She said that although women on their own find themselves having to do the work of two people, they believe they can't ask friends for help and support because everyone's in the same boat: stressed, exhausted and alone. So food becomes their pleasure and solace. It becomes a way for them to have something that's all theirs. Then she mentioned that Fritos were her comfort food and that nothing but the entire bag would do.
"How is that working for you?" I asked. "How well do Fritos provide comfort, love, reassurance?"
"They work," she said. "For exactly five minutes."
For the five gleeful minutes before she starts to eat—those five minutes when it occurs to her that, "Oh goody, I can open up a bag of Fritos"—she has something to look forward to, something she knows will give her a bit of peace. And then, of course, there are those other 30 seconds—the first few bites, when everything disappears but the crunch and the salt and that soothing feeling of something filling the mouth.
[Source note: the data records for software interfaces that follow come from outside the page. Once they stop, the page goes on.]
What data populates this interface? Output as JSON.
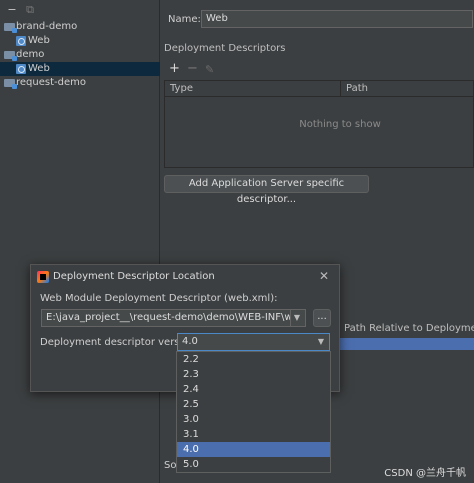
{
  "tree": {
    "toolbar": {
      "collapse_icon": "minus-icon",
      "copy_icon": "copy-icon"
    },
    "items": [
      {
        "label": "brand-demo",
        "icon": "module-folder-icon"
      },
      {
        "label": "Web",
        "icon": "web-facet-icon"
      },
      {
        "label": "demo",
        "icon": "module-folder-icon"
      },
      {
        "label": "Web",
        "icon": "web-facet-icon"
      },
      {
        "label": "request-demo",
        "icon": "module-folder-icon"
      }
    ]
  },
  "facet": {
    "name_label": "Name:",
    "name_value": "Web",
    "descriptors_title": "Deployment Descriptors",
    "descriptor_toolbar": {
      "add": "+",
      "remove": "−",
      "edit": "✎"
    },
    "table_columns": [
      "Type",
      "Path"
    ],
    "empty_text": "Nothing to show",
    "add_server_button": "Add Application Server specific descriptor...",
    "path_relative_header": "Path Relative to Deployment Ro",
    "source_prefix": "So"
  },
  "dialog": {
    "title": "Deployment Descriptor Location",
    "web_xml_label": "Web Module Deployment Descriptor (web.xml):",
    "path_value": "E:\\java_project__\\request-demo\\demo\\WEB-INF\\web.xml",
    "browse_label": "...",
    "version_label": "Deployment descriptor version",
    "version_value": "4.0",
    "close_icon": "close-icon"
  },
  "dropdown": {
    "options": [
      "2.2",
      "2.3",
      "2.4",
      "2.5",
      "3.0",
      "3.1",
      "4.0",
      "5.0"
    ],
    "selected": "4.0"
  },
  "watermark": "CSDN @兰舟千帆"
}
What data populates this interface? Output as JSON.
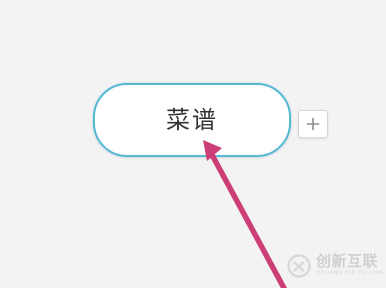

But then the magic of the Fritos disappears, and soon she feels terrible about herself for eating the entire bag.
"So what would happen if you didn't eat the corn chips?" I asked.
"I'd walk around feeling exhausted and drained," she said.
"And—the million-dollar question—what if you decided to give yourself something different, something pleasurable that wasn't
salty and crunchy? What could that be?"
Even if you're not a military wife, I'm sure you've asked yourself this question. And the usual answers—take a bath, take a walk, take a nap, soothe yourself with music—don't seem to cut it, especially with children underfoot and/or a life with many challenges. From that vantage point, it's easy to feel that eating is the only option. So what's a girl to do?
A girl can think again. And look harder. There is always at least one thing you could do besides eating, something that would take better care of you than food does. (How do I know this? Because food is a physical substance, and a physical substance can only fill physical hunger. It cannot—and was never meant to—provide the things that only other people can provide, things like love and contact and comfort.)
I asked my radio host why she wasn't turning to her neighbors for help. Why, if they were all in the same boat, couldn't they support one another by trading off childcare? She said that asking for help was just not something they did.
"Why not?" I asked.
The only answer she could give was, "Because."
That would be a fine answer, I said, but only if you were perfectly happy and didn't want to change. Only if you prefer to keep using food as your drug of choice. If you want to change your relationship with food, you need to change the way you think and the way you act.
The simple thing you can do today to change your eating habits